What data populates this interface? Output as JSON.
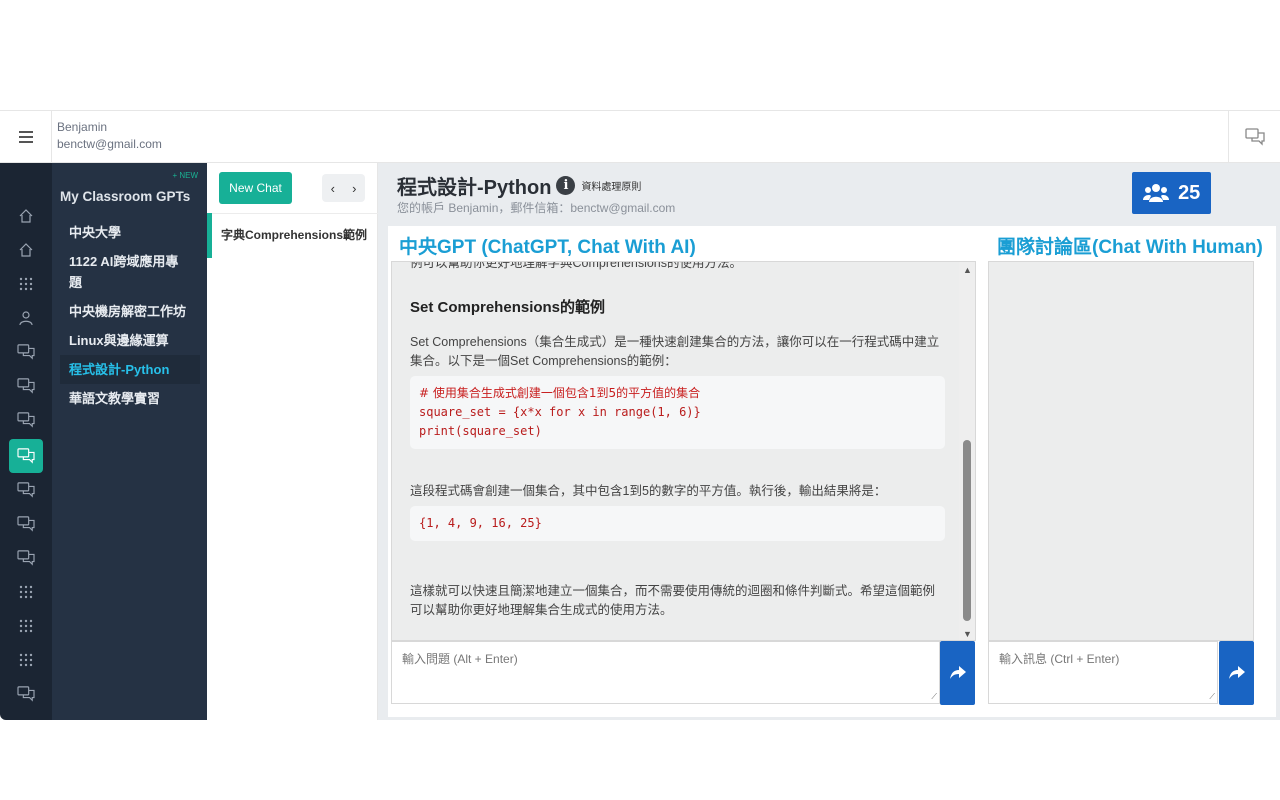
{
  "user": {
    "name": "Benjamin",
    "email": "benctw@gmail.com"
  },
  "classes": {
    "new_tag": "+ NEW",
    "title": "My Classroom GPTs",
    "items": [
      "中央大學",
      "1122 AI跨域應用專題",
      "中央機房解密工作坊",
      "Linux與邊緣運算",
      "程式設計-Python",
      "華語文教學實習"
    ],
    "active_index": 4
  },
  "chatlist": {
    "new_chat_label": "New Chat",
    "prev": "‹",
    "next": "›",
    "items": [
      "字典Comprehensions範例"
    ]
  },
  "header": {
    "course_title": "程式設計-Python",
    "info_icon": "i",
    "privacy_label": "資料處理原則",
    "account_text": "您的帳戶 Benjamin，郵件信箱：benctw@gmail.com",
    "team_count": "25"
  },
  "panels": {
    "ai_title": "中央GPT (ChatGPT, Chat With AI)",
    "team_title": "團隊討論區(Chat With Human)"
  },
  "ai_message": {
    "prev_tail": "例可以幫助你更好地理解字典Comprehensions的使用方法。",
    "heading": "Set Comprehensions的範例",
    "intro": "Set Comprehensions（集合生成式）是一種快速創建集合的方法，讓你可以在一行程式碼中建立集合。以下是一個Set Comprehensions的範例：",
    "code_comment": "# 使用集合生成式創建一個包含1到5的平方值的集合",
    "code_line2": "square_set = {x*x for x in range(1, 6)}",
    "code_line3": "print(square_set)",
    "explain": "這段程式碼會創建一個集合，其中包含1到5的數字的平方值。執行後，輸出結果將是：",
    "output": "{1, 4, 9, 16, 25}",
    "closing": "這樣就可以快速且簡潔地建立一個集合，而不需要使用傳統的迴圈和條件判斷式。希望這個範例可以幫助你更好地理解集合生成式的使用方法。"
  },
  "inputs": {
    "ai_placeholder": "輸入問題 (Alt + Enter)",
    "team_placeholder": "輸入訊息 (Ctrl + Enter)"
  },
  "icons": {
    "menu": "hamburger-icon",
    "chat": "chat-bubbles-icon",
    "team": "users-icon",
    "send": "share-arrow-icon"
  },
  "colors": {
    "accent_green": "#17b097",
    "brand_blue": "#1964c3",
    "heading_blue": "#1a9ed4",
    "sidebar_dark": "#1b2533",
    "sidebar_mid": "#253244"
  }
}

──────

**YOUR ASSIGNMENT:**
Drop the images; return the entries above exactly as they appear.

**THE COMPLETED TASK:**
What data populates this interface? Output as JSON.
{
  "user": {
    "name": "Benjamin",
    "email": "benctw@gmail.com"
  },
  "classes": {
    "new_tag": "+ NEW",
    "title": "My Classroom GPTs",
    "items": [
      "中央大學",
      "1122 AI跨域應用專題",
      "中央機房解密工作坊",
      "Linux與邊緣運算",
      "程式設計-Python",
      "華語文教學實習"
    ],
    "active_index": 4
  },
  "chatlist": {
    "new_chat_label": "New Chat",
    "prev": "‹",
    "next": "›",
    "items": [
      "字典Comprehensions範例"
    ]
  },
  "header": {
    "course_title": "程式設計-Python",
    "info_icon": "i",
    "privacy_label": "資料處理原則",
    "account_text": "您的帳戶 Benjamin，郵件信箱：benctw@gmail.com",
    "team_count": "25"
  },
  "panels": {
    "ai_title": "中央GPT (ChatGPT, Chat With AI)",
    "team_title": "團隊討論區(Chat With Human)"
  },
  "ai_message": {
    "prev_tail": "例可以幫助你更好地理解字典Comprehensions的使用方法。",
    "heading": "Set Comprehensions的範例",
    "intro": "Set Comprehensions（集合生成式）是一種快速創建集合的方法，讓你可以在一行程式碼中建立集合。以下是一個Set Comprehensions的範例：",
    "code_comment": "# 使用集合生成式創建一個包含1到5的平方值的集合",
    "code_line2": "square_set = {x*x for x in range(1, 6)}",
    "code_line3": "print(square_set)",
    "explain": "這段程式碼會創建一個集合，其中包含1到5的數字的平方值。執行後，輸出結果將是：",
    "output": "{1, 4, 9, 16, 25}",
    "closing": "這樣就可以快速且簡潔地建立一個集合，而不需要使用傳統的迴圈和條件判斷式。希望這個範例可以幫助你更好地理解集合生成式的使用方法。"
  },
  "inputs": {
    "ai_placeholder": "輸入問題 (Alt + Enter)",
    "team_placeholder": "輸入訊息 (Ctrl + Enter)"
  },
  "icons": {
    "menu": "hamburger-icon",
    "chat": "chat-bubbles-icon",
    "team": "users-icon",
    "send": "share-arrow-icon"
  },
  "colors": {
    "accent_green": "#17b097",
    "brand_blue": "#1964c3",
    "heading_blue": "#1a9ed4",
    "sidebar_dark": "#1b2533",
    "sidebar_mid": "#253244"
  }
}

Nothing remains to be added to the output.